» EXERCISE: Lines below that include the word "JSON" should each be copied.

» INPUT:

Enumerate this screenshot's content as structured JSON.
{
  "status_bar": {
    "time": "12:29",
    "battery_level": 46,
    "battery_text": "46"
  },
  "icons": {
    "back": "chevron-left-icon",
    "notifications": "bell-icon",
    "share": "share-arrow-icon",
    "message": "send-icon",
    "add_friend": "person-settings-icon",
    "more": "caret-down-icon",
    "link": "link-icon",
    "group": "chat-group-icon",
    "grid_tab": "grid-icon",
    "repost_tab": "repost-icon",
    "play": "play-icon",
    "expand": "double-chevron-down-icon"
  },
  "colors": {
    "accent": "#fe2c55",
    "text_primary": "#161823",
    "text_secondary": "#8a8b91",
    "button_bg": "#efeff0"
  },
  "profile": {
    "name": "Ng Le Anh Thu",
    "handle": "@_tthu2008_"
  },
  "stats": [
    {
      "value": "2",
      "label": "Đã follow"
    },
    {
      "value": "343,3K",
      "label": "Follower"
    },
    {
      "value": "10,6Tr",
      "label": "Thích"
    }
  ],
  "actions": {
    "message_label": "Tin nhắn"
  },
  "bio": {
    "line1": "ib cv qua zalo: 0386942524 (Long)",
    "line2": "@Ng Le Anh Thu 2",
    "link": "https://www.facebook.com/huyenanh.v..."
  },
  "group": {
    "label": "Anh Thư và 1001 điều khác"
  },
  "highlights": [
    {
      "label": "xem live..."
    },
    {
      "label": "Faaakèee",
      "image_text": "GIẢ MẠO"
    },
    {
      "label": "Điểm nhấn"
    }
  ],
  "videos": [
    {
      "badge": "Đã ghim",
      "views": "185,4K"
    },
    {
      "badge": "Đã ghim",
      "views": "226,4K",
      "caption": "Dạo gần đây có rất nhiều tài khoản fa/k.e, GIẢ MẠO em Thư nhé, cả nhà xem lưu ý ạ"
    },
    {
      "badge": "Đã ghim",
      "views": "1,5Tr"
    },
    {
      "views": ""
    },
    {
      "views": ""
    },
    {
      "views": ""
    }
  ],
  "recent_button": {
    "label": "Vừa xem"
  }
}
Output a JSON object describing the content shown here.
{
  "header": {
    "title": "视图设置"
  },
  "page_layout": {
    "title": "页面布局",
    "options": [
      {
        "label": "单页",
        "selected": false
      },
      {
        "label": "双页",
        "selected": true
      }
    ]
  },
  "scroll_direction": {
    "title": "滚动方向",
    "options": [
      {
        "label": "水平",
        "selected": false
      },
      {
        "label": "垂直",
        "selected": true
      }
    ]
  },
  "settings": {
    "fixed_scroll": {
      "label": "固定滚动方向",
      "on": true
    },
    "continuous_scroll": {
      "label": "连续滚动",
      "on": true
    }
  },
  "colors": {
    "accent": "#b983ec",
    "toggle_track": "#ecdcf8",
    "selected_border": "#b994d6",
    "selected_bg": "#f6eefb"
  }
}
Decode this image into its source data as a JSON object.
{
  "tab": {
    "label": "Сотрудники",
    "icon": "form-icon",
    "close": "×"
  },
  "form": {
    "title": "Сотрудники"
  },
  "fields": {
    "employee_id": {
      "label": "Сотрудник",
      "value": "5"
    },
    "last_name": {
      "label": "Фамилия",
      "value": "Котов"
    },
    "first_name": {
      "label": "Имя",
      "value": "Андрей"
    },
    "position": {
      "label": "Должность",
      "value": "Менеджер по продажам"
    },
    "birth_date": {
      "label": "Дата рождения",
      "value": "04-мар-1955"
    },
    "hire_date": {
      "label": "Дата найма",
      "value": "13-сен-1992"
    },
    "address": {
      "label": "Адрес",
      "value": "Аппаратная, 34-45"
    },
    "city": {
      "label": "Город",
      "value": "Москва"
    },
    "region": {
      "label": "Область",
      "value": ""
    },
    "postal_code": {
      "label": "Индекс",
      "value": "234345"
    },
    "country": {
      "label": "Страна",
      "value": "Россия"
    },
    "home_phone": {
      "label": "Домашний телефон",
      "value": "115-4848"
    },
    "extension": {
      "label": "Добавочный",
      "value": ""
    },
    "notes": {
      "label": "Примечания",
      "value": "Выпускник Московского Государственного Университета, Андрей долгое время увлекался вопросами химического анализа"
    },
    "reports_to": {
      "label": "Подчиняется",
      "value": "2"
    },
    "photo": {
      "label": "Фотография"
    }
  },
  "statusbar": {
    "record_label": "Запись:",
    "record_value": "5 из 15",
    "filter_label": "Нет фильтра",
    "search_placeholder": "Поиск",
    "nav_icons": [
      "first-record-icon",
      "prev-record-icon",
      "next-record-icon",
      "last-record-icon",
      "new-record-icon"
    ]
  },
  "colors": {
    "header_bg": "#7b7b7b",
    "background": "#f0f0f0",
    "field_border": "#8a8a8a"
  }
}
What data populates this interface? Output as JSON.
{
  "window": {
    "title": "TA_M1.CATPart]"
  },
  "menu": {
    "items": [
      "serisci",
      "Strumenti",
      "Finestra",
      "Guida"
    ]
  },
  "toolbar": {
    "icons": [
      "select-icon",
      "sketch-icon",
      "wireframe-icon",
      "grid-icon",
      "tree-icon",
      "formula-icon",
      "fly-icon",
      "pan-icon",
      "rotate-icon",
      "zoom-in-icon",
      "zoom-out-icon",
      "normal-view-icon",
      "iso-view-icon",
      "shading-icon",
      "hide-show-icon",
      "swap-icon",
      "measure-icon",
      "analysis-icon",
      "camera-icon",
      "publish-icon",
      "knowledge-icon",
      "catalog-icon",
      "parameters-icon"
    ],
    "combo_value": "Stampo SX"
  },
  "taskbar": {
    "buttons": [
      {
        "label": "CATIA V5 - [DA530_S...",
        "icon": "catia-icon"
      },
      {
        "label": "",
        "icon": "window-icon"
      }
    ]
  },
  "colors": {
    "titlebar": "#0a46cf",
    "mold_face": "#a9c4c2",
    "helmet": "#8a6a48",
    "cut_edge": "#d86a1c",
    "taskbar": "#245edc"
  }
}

» REPLY:
Enumerate this screenshot's content as structured JSON.
Output a JSON object describing the content shown here.
Decode this image into its source data as a JSON object.
What data populates this interface? Output as JSON.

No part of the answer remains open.